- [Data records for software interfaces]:
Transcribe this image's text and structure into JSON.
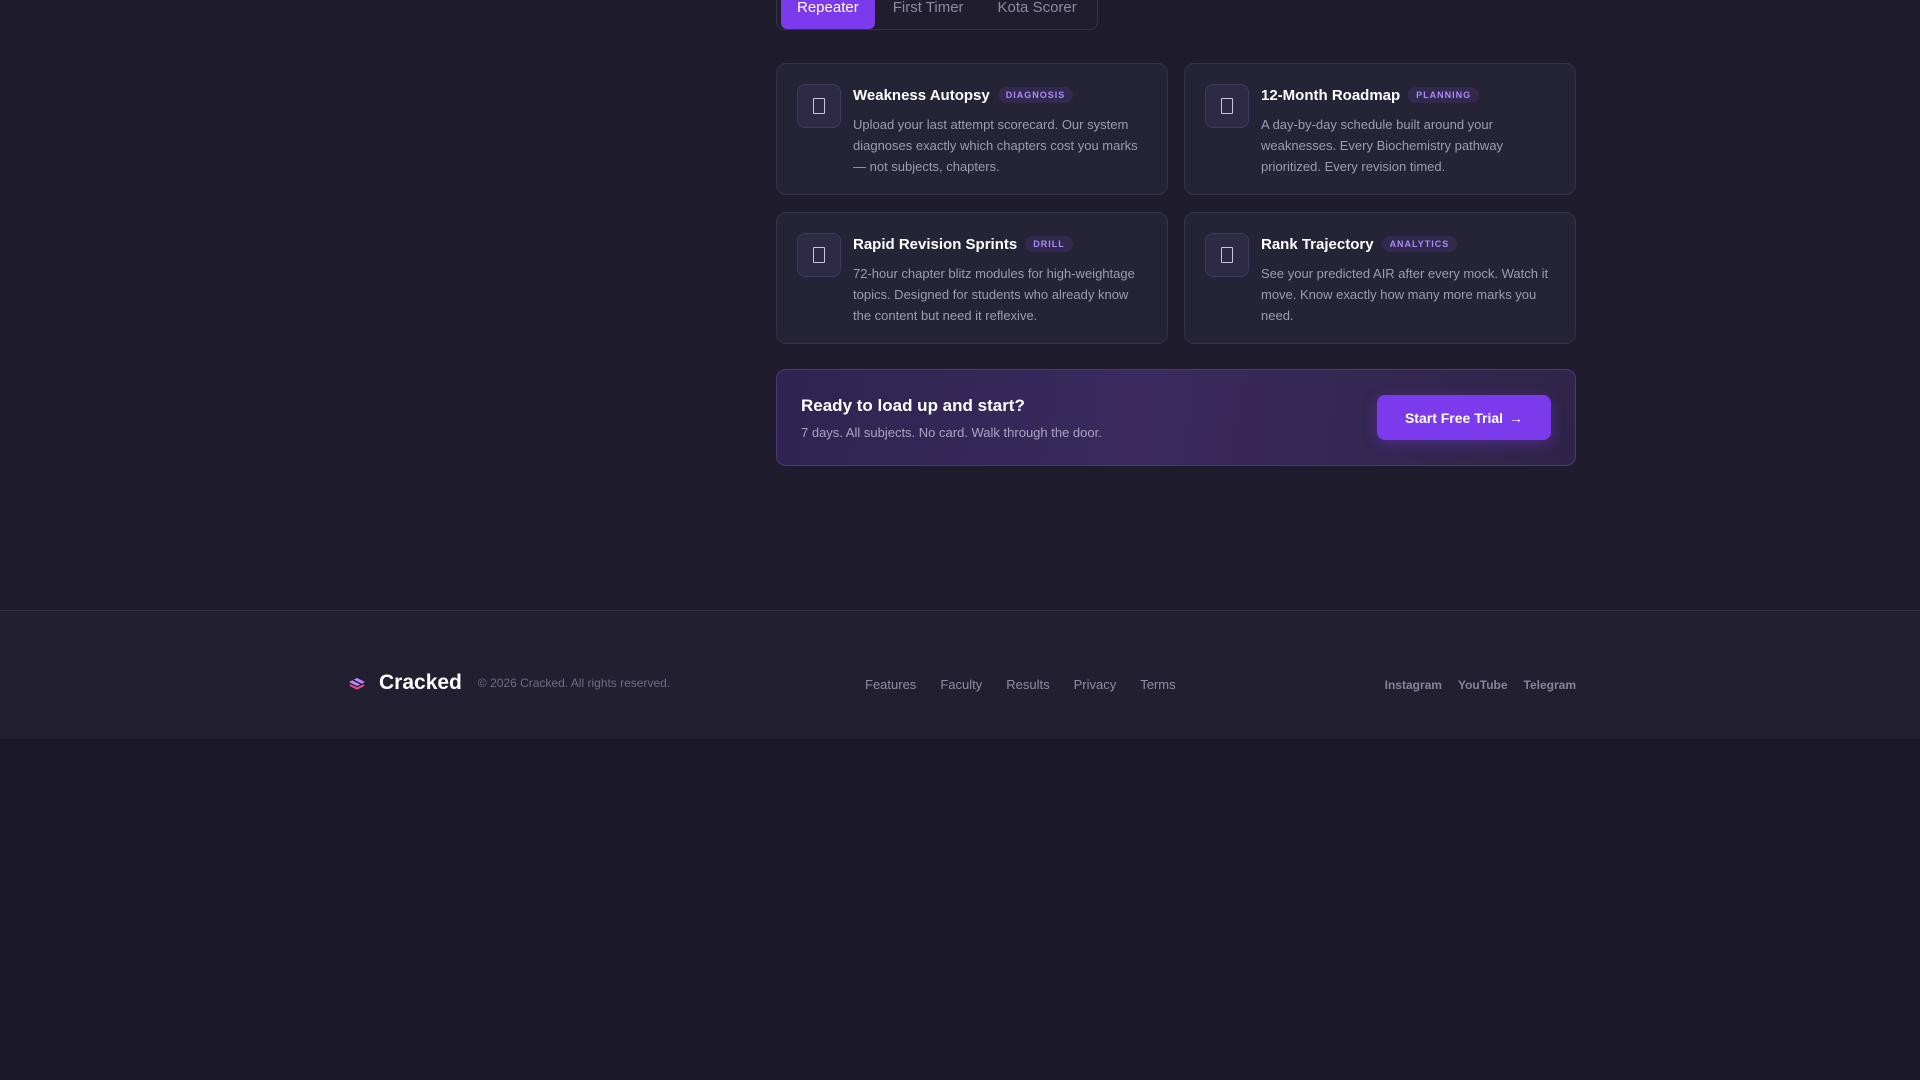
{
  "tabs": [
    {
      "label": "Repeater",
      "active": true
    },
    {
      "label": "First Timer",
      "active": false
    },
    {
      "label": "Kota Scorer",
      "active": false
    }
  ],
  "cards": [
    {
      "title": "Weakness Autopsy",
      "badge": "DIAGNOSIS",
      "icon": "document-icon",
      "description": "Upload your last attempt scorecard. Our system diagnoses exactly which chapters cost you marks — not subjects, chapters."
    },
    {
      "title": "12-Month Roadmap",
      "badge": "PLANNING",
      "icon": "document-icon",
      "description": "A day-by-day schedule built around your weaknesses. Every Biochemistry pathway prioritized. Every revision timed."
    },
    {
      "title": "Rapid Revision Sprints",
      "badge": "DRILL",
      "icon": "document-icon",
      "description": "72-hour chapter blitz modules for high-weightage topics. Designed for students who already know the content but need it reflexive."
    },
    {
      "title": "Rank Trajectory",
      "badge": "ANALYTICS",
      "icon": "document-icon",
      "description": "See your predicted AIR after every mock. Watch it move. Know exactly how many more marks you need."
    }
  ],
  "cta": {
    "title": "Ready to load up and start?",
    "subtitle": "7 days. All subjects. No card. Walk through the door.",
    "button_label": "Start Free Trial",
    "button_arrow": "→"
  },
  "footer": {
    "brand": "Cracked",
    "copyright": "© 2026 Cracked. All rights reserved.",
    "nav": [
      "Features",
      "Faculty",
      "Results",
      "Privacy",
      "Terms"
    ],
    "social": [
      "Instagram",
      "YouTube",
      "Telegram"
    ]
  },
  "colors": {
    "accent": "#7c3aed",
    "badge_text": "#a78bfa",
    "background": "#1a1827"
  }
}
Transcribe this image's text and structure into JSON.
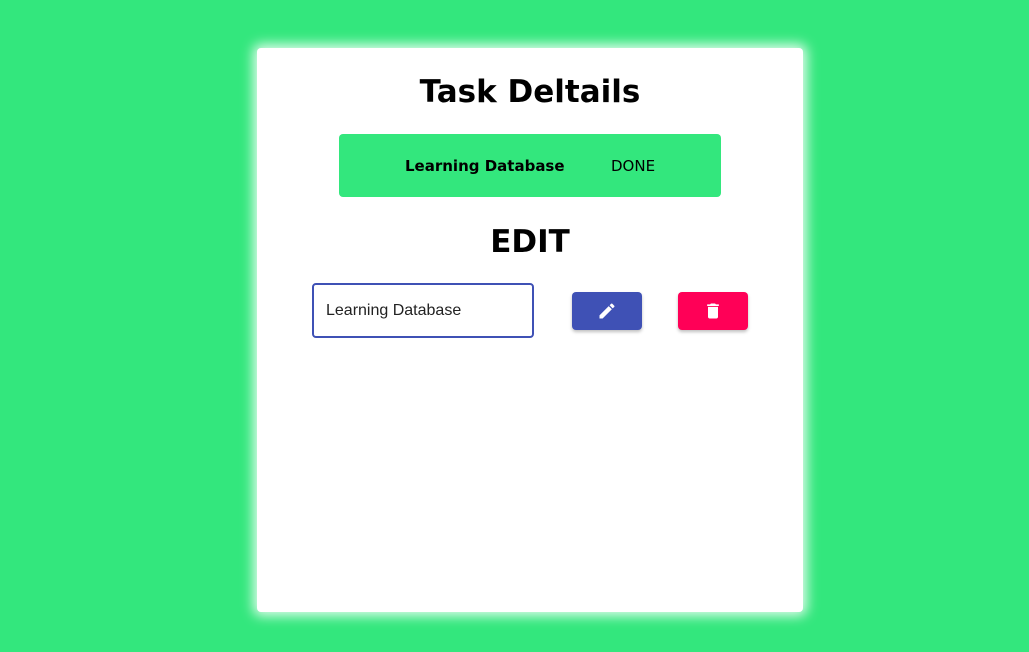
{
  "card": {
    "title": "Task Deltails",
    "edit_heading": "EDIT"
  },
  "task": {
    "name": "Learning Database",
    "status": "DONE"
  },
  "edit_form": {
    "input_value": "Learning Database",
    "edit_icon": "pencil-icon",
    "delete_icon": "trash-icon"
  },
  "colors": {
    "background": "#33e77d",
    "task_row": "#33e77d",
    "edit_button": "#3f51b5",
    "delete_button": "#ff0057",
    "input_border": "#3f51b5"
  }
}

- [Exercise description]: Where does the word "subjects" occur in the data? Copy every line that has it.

- [Solution to this task]:
      "description": "Upload your last attempt scorecard. Our system diagnoses exactly which chapters cost you marks — not subjects, chapters."
    "subtitle": "7 days. All subjects. No card. Walk through the door.",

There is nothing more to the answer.